[WHAT IS REQUIRED] Retype the data that follows with no alterations, please.

[SUPPLIED INFORMATION]

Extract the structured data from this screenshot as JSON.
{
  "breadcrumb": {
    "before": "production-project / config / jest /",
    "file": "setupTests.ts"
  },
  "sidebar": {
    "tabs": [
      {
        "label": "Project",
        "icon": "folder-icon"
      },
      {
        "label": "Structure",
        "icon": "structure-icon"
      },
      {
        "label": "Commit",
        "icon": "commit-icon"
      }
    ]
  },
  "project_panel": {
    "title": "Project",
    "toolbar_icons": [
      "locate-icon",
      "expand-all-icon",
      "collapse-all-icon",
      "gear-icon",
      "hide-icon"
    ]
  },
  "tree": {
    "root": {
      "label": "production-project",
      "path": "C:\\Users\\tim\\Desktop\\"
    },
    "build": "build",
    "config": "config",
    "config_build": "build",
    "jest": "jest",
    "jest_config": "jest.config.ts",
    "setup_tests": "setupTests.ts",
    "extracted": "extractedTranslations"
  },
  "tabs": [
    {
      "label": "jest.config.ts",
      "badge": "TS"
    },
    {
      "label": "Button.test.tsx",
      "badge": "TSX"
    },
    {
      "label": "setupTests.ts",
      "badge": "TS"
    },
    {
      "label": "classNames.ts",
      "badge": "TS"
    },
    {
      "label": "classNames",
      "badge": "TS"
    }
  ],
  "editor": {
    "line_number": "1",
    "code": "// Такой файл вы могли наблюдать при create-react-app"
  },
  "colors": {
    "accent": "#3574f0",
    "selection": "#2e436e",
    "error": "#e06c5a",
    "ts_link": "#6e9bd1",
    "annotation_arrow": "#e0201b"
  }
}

[SOLUTION TO THE PROBLEM]
Extract the structured data from this screenshot as JSON.
{
  "breadcrumb": {
    "before": "production-project / config / jest /",
    "file": "setupTests.ts"
  },
  "sidebar": {
    "tabs": [
      {
        "label": "Project",
        "icon": "folder-icon"
      },
      {
        "label": "Structure",
        "icon": "structure-icon"
      },
      {
        "label": "Commit",
        "icon": "commit-icon"
      }
    ]
  },
  "project_panel": {
    "title": "Project",
    "toolbar_icons": [
      "locate-icon",
      "expand-all-icon",
      "collapse-all-icon",
      "gear-icon",
      "hide-icon"
    ]
  },
  "tree": {
    "root": {
      "label": "production-project",
      "path": "C:\\Users\\tim\\Desktop\\"
    },
    "build": "build",
    "config": "config",
    "config_build": "build",
    "jest": "jest",
    "jest_config": "jest.config.ts",
    "setup_tests": "setupTests.ts",
    "extracted": "extractedTranslations"
  },
  "tabs": [
    {
      "label": "jest.config.ts",
      "badge": "TS"
    },
    {
      "label": "Button.test.tsx",
      "badge": "TSX"
    },
    {
      "label": "setupTests.ts",
      "badge": "TS"
    },
    {
      "label": "classNames.ts",
      "badge": "TS"
    },
    {
      "label": "classNames",
      "badge": "TS"
    }
  ],
  "editor": {
    "line_number": "1",
    "code": "// Такой файл вы могли наблюдать при create-react-app"
  },
  "colors": {
    "accent": "#3574f0",
    "selection": "#2e436e",
    "error": "#e06c5a",
    "ts_link": "#6e9bd1",
    "annotation_arrow": "#e0201b"
  }
}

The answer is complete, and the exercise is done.